UMass Dartmouth, where Dzhokhar Tsarnaev was a sophomore, reopens

DARTMOUTH—UMass Dartmouth, where suspected Boston Marathon bomber Dzhokhar Tsarnaev is enrolled, reopened at noon today.

The campus, with a total enrollment of nearly 10,000, was relatively quiet as students began to trickle back. On Friday, it was evacuated Friday after authorities said that 19-year-old Tsarnaev, a sophomore, was identified as a suspect in attack that killed four people and injured more than 170. Tsarnaev was captured in Watertown Friday evening and is hospitalized in serious condition.

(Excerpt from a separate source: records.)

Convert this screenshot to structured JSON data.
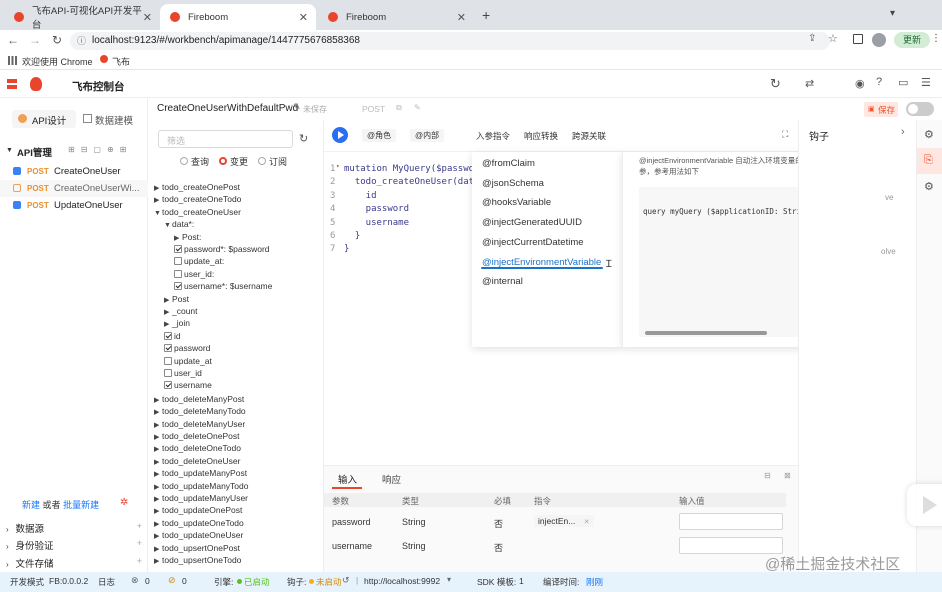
{
  "browser": {
    "tabs": [
      {
        "title": "飞布API-可视化API开发平台"
      },
      {
        "title": "Fireboom"
      },
      {
        "title": "Fireboom"
      }
    ],
    "url": "localhost:9123/#/workbench/apimanage/1447775676858368",
    "update_label": "更新",
    "bookmarks": [
      {
        "label": "欢迎使用 Chrome"
      },
      {
        "label": "飞布"
      }
    ]
  },
  "app": {
    "title": "飞布控制台"
  },
  "left": {
    "tabs": {
      "api_design": "API设计",
      "data_modeling": "数据建模"
    },
    "section": "API管理",
    "apis": [
      {
        "method": "POST",
        "name": "CreateOneUser"
      },
      {
        "method": "POST",
        "name": "CreateOneUserWi..."
      },
      {
        "method": "POST",
        "name": "UpdateOneUser"
      }
    ],
    "new_label": "新建",
    "or_label": "或者",
    "batch_label": "批量新建",
    "bottom_sections": [
      {
        "label": "数据源"
      },
      {
        "label": "身份验证"
      },
      {
        "label": "文件存储"
      }
    ]
  },
  "tree": {
    "filter_placeholder": "筛选",
    "modes": [
      {
        "label": "查询"
      },
      {
        "label": "变更"
      },
      {
        "label": "订阅"
      }
    ],
    "top_items": [
      "todo_createOnePost",
      "todo_createOneTodo",
      "todo_createOneUser"
    ],
    "data_label": "data*:",
    "data_children": [
      {
        "label": "Post:",
        "type": "arrow"
      },
      {
        "label": "password*: $password",
        "type": "check",
        "checked": true
      },
      {
        "label": "update_at:",
        "type": "check",
        "checked": false
      },
      {
        "label": "user_id:",
        "type": "check",
        "checked": false
      },
      {
        "label": "username*: $username",
        "type": "check",
        "checked": true
      }
    ],
    "mid_arrows": [
      "Post",
      "_count",
      "_join"
    ],
    "fields": [
      {
        "label": "id",
        "checked": true
      },
      {
        "label": "password",
        "checked": true
      },
      {
        "label": "update_at",
        "checked": false
      },
      {
        "label": "user_id",
        "checked": false
      },
      {
        "label": "username",
        "checked": true
      }
    ],
    "more_items": [
      "todo_deleteManyPost",
      "todo_deleteManyTodo",
      "todo_deleteManyUser",
      "todo_deleteOnePost",
      "todo_deleteOneTodo",
      "todo_deleteOneUser",
      "todo_updateManyPost",
      "todo_updateManyTodo",
      "todo_updateManyUser",
      "todo_updateOnePost",
      "todo_updateOneTodo",
      "todo_updateOneUser",
      "todo_upsertOnePost",
      "todo_upsertOneTodo"
    ]
  },
  "editor": {
    "title": "CreateOneUserWithDefaultPwd",
    "unsaved": "未保存",
    "method": "POST",
    "save_label": "保存",
    "toolbar": {
      "role": "@角色",
      "internal": "@内部",
      "inject": "入参指令",
      "resp_transform": "响应转换",
      "cross_source": "跨源关联"
    },
    "code_lines": [
      {
        "num": "1",
        "text": "mutation MyQuery($passwor"
      },
      {
        "num": "2",
        "text": "  todo_createOneUser(data"
      },
      {
        "num": "3",
        "text": "    id"
      },
      {
        "num": "4",
        "text": "    password"
      },
      {
        "num": "5",
        "text": "    username"
      },
      {
        "num": "6",
        "text": "  }"
      },
      {
        "num": "7",
        "text": "}"
      }
    ],
    "directives": [
      {
        "label": "@fromClaim"
      },
      {
        "label": "@jsonSchema"
      },
      {
        "label": "@hooksVariable"
      },
      {
        "label": "@injectGeneratedUUID"
      },
      {
        "label": "@injectCurrentDatetime"
      },
      {
        "label": "@injectEnvironmentVariable"
      },
      {
        "label": "@internal"
      }
    ],
    "directive_desc": "@injectEnvironmentVariable 自动注入环境变量的值，用户无需传参，参考用法如下",
    "directive_example": "query myQuery ($applicationID: String! @injectEnv",
    "bottom_tabs": {
      "input": "输入",
      "response": "响应"
    },
    "table": {
      "headers": [
        "参数",
        "类型",
        "必填",
        "指令",
        "输入值"
      ],
      "rows": [
        {
          "param": "password",
          "type": "String",
          "required": "否",
          "directive": "injectEn..."
        },
        {
          "param": "username",
          "type": "String",
          "required": "否",
          "directive": ""
        }
      ]
    }
  },
  "hooks": {
    "title": "钩子",
    "frag1": "ve",
    "frag2": "olve"
  },
  "status": {
    "mode": "开发模式",
    "version": "FB:0.0.0.2",
    "log": "日志",
    "errors": "0",
    "warnings": "0",
    "engine_label": "引擎:",
    "engine_state": "已启动",
    "hooks_label": "钩子:",
    "hooks_state": "未启动",
    "server_url": "http://localhost:9992",
    "sdk_label": "SDK 模板:",
    "sdk_value": "1",
    "compile_label": "编译时间:",
    "compile_value": "刚刚"
  },
  "watermark": "@稀土掘金技术社区",
  "colors": {
    "accent": "#f0552e",
    "brand_blue": "#1677ff",
    "status_bg": "#e6f2fc",
    "run_blue": "#2b6ef2"
  }
}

Tsarnaev spent an apparently normal day Wednesday on campus a school official has said, working out in the gym, then sleeping in his dorm room that night, while law enforcement officials frantically scanned photos trying to identify the men who planted deadly bombs at the Boston Marathon on Monday.

Advertisement - Continue Reading Below

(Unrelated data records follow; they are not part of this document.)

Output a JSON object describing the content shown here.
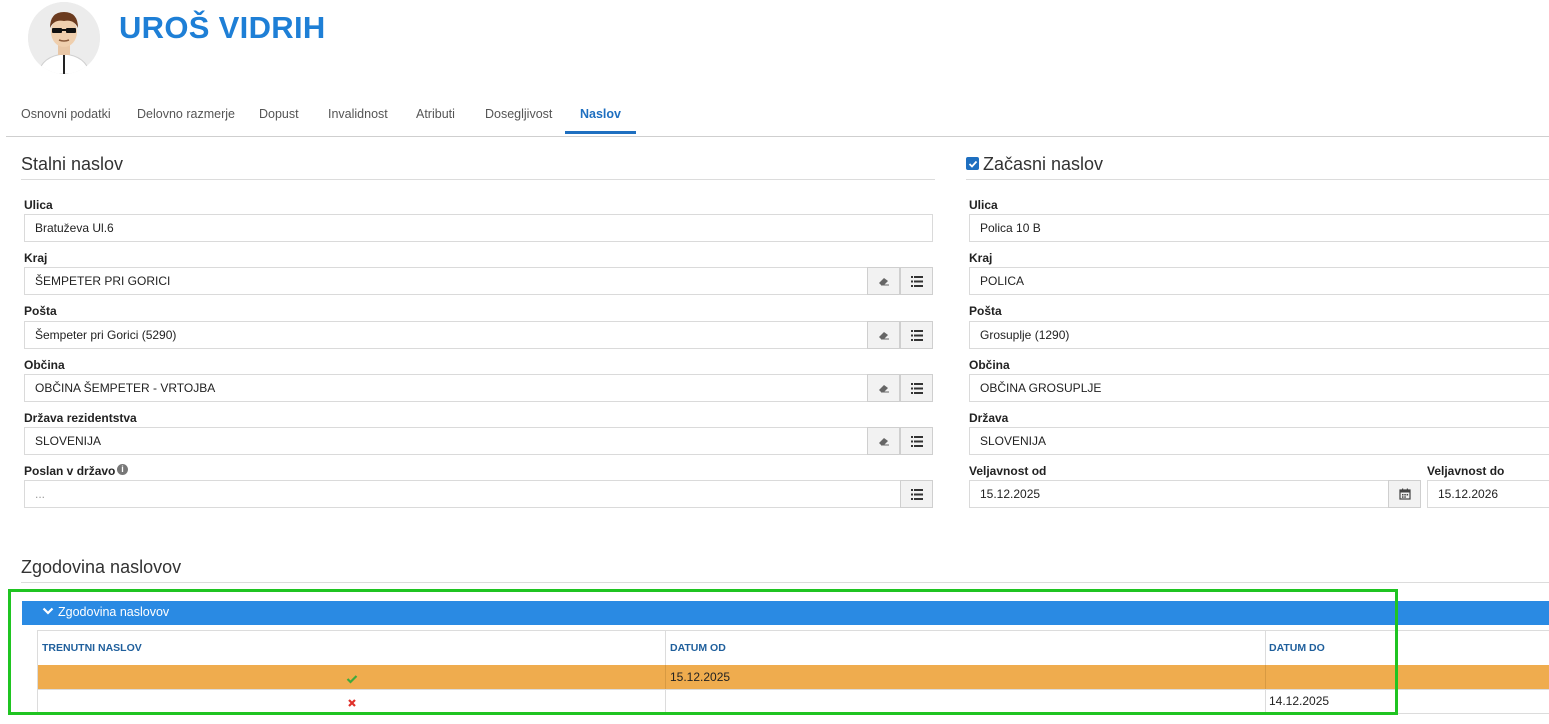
{
  "header": {
    "name": "UROŠ VIDRIH"
  },
  "tabs": [
    {
      "label": "Osnovni podatki"
    },
    {
      "label": "Delovno razmerje"
    },
    {
      "label": "Dopust"
    },
    {
      "label": "Invalidnost"
    },
    {
      "label": "Atributi"
    },
    {
      "label": "Dosegljivost"
    },
    {
      "label": "Naslov",
      "active": true
    }
  ],
  "permanent": {
    "title": "Stalni naslov",
    "street_label": "Ulica",
    "street_value": "Bratuževa Ul.6",
    "region_label": "Kraj",
    "region_value": "ŠEMPETER PRI GORICI",
    "post_label": "Pošta",
    "post_value": "Šempeter pri Gorici (5290)",
    "municipality_label": "Občina",
    "municipality_value": "OBČINA ŠEMPETER - VRTOJBA",
    "country_label": "Država rezidentstva",
    "country_value": "SLOVENIJA",
    "sent_label": "Poslan v državo",
    "sent_placeholder": "..."
  },
  "temporary": {
    "checked": true,
    "title": "Začasni naslov",
    "street_label": "Ulica",
    "street_value": "Polica 10 B",
    "region_label": "Kraj",
    "region_value": "POLICA",
    "post_label": "Pošta",
    "post_value": "Grosuplje (1290)",
    "municipality_label": "Občina",
    "municipality_value": "OBČINA GROSUPLJE",
    "country_label": "Država",
    "country_value": "SLOVENIJA",
    "valid_from_label": "Veljavnost od",
    "valid_from_value": "15.12.2025",
    "valid_to_label": "Veljavnost do",
    "valid_to_value": "15.12.2026"
  },
  "history": {
    "title": "Zgodovina naslovov",
    "panel_label": "Zgodovina naslovov",
    "columns": [
      "TRENUTNI NASLOV",
      "DATUM OD",
      "DATUM DO"
    ],
    "rows": [
      {
        "current": true,
        "from": "15.12.2025",
        "to": ""
      },
      {
        "current": false,
        "from": "",
        "to": "14.12.2025"
      }
    ]
  },
  "colors": {
    "accent": "#1e7fd6",
    "panel_blue": "#2a8ae3",
    "row_highlight": "#efac4e",
    "check_green": "#3daa3d",
    "cross_red": "#e0302a",
    "frame_green": "#1fc421"
  }
}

Today, in a statement, the college said it was “proud of our entire community for the way we have all worked together during this difficult time. So many of you—our staff, students and faculty—have reached out to help us find solutions to the many challenges we faced. It is wonderful that even in a time of great adversity our community was able to pull together to ensure the safety of all. Thank you. “

UMass Dartmouth said members of its campus clergy would be available to talk with students in the Religious Resource Center and members of the Counseling Center staff would also be on hand to talk with any students.

Law enforcement have been combing the campus, about 60 miles south of Boston.

During the lockdown Friday afternoon, three black helicopters landed at the main entrance early in the afternoon, carrying about a dozen armed police officers who ran onto campus.

Two U-Haul trucks arrived a short time later and drove onto campus; three U-Hauls had arrived earlier. Around 3:30 p.m., 11 State Police cruisers with lights flashing raced through the main campus entrance, followed by SUVs carrying personnel wearing military fatigues.